Economic development seems to be in the air of late.
By way of a letter to the editor in our local paper a few issues back, a concerned resident from Pleasureville asked that the folks around town get together to discuss ways to revitalize the city. Apparently, they did exactly that at their last city meeting, and I say good for them.
Moreover, the situation in Eminence — the razing of old buildings for the construction of a new chain drug store and fast food restaurant — has sparked a debate over what kind of “development” is appropriate.
A new organization was established a few months ago, charged with the mission of promoting economic development. It is known as the Henry County Economic Development Council and is made up of good, well-meaning people, some of whom I know personally.
If I am not mistaken, this is the second or third such group that has been formed in the past 25 years or so. It seems that these previous groups started off with much hoopla, and, after a time, faded away.
My hunch is that these earlier efforts fizzled out because, upon inception, everyone immediately dropped to their knees and began praying for a new Toyota plant to come save us. I hope this is not the primary focus of this new group. But I do hope that education, sustainability and reviving our small towns are.

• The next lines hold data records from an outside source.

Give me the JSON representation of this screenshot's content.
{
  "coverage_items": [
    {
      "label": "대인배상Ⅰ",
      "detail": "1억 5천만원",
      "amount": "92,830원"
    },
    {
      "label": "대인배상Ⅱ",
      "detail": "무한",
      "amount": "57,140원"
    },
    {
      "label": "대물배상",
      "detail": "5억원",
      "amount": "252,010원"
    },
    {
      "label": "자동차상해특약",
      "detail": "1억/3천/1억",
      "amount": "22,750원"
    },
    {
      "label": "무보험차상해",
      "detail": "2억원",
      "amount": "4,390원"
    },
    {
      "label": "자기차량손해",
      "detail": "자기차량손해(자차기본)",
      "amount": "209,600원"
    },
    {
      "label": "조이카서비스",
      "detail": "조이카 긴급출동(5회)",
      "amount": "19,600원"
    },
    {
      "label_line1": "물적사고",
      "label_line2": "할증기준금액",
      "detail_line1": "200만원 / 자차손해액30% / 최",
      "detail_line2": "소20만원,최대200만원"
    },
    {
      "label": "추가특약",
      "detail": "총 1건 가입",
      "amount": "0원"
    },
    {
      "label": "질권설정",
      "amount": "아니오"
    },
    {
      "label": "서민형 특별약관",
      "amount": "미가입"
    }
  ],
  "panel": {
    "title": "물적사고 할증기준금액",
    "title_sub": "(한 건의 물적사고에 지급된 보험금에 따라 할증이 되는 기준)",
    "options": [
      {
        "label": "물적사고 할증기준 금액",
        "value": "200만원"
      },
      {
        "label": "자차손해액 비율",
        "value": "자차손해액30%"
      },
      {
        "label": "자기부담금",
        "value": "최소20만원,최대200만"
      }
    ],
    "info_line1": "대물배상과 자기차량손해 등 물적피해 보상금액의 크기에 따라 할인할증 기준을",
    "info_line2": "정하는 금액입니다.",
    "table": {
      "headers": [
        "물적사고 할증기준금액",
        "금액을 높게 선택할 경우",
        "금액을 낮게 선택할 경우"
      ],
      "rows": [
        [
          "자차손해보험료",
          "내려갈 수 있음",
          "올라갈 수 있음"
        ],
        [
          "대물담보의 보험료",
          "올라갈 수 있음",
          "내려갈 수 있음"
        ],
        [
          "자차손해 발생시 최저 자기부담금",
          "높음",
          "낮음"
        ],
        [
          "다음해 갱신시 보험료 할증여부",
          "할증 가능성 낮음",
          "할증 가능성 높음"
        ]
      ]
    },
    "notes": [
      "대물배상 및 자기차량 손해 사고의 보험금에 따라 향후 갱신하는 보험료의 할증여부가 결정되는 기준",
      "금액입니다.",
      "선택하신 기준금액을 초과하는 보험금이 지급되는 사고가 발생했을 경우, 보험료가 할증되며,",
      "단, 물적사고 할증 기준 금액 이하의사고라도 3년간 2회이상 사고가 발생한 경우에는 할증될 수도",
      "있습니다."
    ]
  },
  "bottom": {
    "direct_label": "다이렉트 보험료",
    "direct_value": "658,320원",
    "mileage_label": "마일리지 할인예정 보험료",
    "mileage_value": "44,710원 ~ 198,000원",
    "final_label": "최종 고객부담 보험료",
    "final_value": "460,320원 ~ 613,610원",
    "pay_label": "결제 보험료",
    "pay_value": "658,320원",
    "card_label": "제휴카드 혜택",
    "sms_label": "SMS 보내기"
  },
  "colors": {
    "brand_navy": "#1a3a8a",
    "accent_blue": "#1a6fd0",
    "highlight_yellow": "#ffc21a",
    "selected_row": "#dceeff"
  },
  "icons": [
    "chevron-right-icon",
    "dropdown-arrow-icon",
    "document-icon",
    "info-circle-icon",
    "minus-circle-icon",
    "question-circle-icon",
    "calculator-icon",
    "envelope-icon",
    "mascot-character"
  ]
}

Instead of putting all our eggs in one basket, let’s think outside the box and start from the bottom up.
One of the positive things about this new assembly is that it seems to be making education an important component of a development plan. A recent issue of this paper reported on the council’s participation in the Work Ready Community program.
One of the program’s requirements for eligibility is that 32 percent of adults ages 18-64 in a particular county must have an associate’s degree or higher. This is a daunting challenge here, where the percentage is a distressing 18.6 percent.
It is particularly vexing when the next county over (Oldham) has the highest rate in the state at 43.5 percent.
I am pleased that this council is taking education seriously. Far too many people in our neck of the woods consider schools to be glorified day-care centers and teachers no more than overpaid baby-sitters.
We live in a beautiful rural county in which one of the most well known advocates of sustainability in the world calls home. We are located a stone’s throw from three large urban centers.
Would it be that difficult to make an all out effort to promote our county, our community, as the primary center for the sustainability movement in the Commonwealth?
Why are we so reluctant to embrace what seems so obvious, so readily obtainable?
How many storefronts could we fill; how active might our streets become if we earnestly undertook this endeavor?
Finally, and most importantly, we should rediscover who we are and take advantage of what we have. I believe that the critical piece for the economic development of our community is the revitalization of our small towns.
Let’s nurture the businesses we have left.
Let’s clean our towns up — and I don’t mean installing some historically inaccurate (but cute) streetlights and a few feet of ‘Ye Olde Brick’ sidewalk.
I’m talking about putting new businesses inside vacant buildings, people on the streets and providing incentives for folks to renovate some of our fine old residences.
Call it gentrification if you like, but in my humble opinion it beats spinning our wheels trying to lure a new widget factory that pays its workers $12 an hour and provides no benefits.
Education, sustainability and localization will have finally intersected when no one questions why it is better to buy that hammer at Perry’s Hardware instead of Wal-Mart.
Snagging a large manufacturing plant would seem to be ‘just the ticket’ for an economic fix. After all, many places no more special or deserving than we are have one. Those places probably have a McDonald’s and a CVS, too.